Alan Zendell, February 5, 2019
Most of us are engaged in some form of negotiation all the time. Raising our kids, managing relationships with significant others, haggling over the cost of rugs and chickens, negotiating business deals, getting along with coworkers – all involve ongoing negotiation.
What these situations have in common is that to be successful, they all hinge on truth and trust, and you’ll never achieve the latter if you can’t depend on the former. If people repeatedly lie to you and fail to keep their commitments, it becomes nearly impossible to coexist with them. In the absence of trust we resort to tough love with our kids and risk ruining our adult relationships. If we feel cheated by a merchant or business associate, we find someone else to do business with, and if we’re not fairly treated at work, we start looking for a new job as soon as possible.

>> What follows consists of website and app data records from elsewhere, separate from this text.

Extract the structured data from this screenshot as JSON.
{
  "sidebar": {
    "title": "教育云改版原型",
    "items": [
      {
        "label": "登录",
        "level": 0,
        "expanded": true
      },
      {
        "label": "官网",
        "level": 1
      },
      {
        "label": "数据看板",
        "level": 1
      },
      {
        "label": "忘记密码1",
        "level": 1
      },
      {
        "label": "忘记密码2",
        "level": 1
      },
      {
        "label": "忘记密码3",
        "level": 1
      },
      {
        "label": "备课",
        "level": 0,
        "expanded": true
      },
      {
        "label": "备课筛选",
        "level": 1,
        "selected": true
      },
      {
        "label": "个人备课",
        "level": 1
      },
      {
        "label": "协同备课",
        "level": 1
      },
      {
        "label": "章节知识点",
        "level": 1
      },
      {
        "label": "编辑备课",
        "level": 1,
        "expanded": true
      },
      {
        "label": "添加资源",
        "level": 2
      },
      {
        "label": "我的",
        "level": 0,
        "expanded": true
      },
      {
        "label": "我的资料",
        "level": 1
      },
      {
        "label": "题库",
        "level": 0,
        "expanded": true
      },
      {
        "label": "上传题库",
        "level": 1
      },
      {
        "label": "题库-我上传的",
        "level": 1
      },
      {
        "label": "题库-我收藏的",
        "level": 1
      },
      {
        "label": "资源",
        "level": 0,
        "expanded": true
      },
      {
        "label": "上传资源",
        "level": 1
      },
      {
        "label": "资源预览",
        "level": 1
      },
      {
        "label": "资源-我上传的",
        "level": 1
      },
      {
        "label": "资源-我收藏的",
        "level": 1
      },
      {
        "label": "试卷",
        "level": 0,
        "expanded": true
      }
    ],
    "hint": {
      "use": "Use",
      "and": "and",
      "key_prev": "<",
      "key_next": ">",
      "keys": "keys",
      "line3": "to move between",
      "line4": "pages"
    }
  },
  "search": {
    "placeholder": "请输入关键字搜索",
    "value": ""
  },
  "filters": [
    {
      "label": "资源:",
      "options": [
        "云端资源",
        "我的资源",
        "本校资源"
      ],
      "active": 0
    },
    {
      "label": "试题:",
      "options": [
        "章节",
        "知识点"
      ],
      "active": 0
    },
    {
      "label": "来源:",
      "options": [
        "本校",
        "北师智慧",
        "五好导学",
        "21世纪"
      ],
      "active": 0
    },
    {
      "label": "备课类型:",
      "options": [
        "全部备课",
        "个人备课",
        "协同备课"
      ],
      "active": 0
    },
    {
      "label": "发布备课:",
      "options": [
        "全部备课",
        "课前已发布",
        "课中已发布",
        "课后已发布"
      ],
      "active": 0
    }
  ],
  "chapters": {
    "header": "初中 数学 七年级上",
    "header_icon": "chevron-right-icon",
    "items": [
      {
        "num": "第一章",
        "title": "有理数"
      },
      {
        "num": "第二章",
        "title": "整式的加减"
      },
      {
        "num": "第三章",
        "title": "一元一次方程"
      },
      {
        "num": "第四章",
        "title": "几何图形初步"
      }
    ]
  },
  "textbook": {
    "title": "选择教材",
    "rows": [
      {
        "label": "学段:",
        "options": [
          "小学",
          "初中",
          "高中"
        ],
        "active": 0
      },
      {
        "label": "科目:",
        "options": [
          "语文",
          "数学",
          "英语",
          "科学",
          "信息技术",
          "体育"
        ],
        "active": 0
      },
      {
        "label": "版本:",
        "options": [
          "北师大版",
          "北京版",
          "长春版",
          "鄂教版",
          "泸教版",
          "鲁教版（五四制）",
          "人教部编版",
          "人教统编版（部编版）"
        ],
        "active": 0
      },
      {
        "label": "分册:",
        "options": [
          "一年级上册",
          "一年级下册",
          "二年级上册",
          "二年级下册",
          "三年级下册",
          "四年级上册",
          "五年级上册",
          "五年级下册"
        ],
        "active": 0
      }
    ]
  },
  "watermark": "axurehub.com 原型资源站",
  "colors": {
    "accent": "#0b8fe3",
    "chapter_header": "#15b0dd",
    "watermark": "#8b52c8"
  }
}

Sometimes we’re stuck. We don’t always have the option of looking elsewhere. As voters and concerned citizens, we’ve spent two years watching a tennis match of hurled insults and accusations. Our representatives in Congress have been at the center of it every day. Lies, fake news, insults, bullying attacks – it seems to never stop.
It’s always been that way to some degree. When I watched the movie Lincoln, I was shocked to see that partisan bickering was as bad in his time as it is now. It was a critical moment in our history. We were on the verge of acknowledging that slavery was evil, and those on opposite sides each believed they couldn’t negotiate with the other. Regardless of the cost to our economy, some wrongs simply needed to be righted, and the people who suffered financially did everything possible to stem the tide including attempting to demolish our Union of states.
The Civil War that nearly wrecked the nation is an example of what can happen when extreme positions lead to non-negotiable impasse, and the parallels between then and now are starkly clear. Racism, bigotry, hatred, fear, and lust for power and wealth each played a role 160 years ago. Those same things are driving the divisiveness in our country today, with one notable exception. In 1860, people had sharp differences, but each side’s position was clearly defined and understandable if not defensible; other things aside, the decision to abolish slavery was clearly one of principle.
In 1863, two years into the Civil War, Lincoln faced the worst National Emergency in our history. Believing that the moral future of the nation was at stake, and realizing there could be no negotiated resolution, he issued an Executive Order, bypassing Congress and the Courts to declare the Emancipation Proclamation. The Proclamation was to be the guiding principle on which a reunited Union would be preserved.
Replace slavery with immigration and we might be looking at a similar fight today if no agreement is reached, but there are important differences. First, compared to what Lincoln faced, the problem of securing our southern border does not approach the level of a National Emergency.
Congress came together to pass bipartisan legislation which would have been an important first step in a long-term solution, only to have it scuttled by the president who had previously promised to support it. Nor was Trump pulling the rug out from under a deal he had informally endorsed an isolated incident. He did the same sort of thing on every major bill Congress drafted during his two years in office, and from everything we know about his history he conducted his businesses the same way.
Worst of all, he has never taken a meaningful negotiating position on any issue except reducing taxes on the wealthy, and rather than observe the basic courtesy and etiquette that are the hallmarks of professional negotiation, he has been belligerent and offensive to everyone that didn’t support his views. He daily picks fights with Democrats who make him feel threatened and does everything possible to intimidate them.
Remember how he attacked Mitch McConnell as weak and ineffective? I guess it worked, as he’s been Trump’s Senate lap dog ever since. And remember Paul Ryan? Don’t feel bad, he didn’t leave us much worth remembering. Trump’s tactics worked on his own party, but they won’t work on Schumer and Pelosi as long as the majority of the country continues to side with them.
Trump put himself in this box. Are you cowed by his bluster? Neither are they. When he talked about unity and reaching across the aisle to heal old wounds, last night, do you think any Democrats believed a word he said? I don’t know why anyone would.
For Trump, unity means doing thing his way.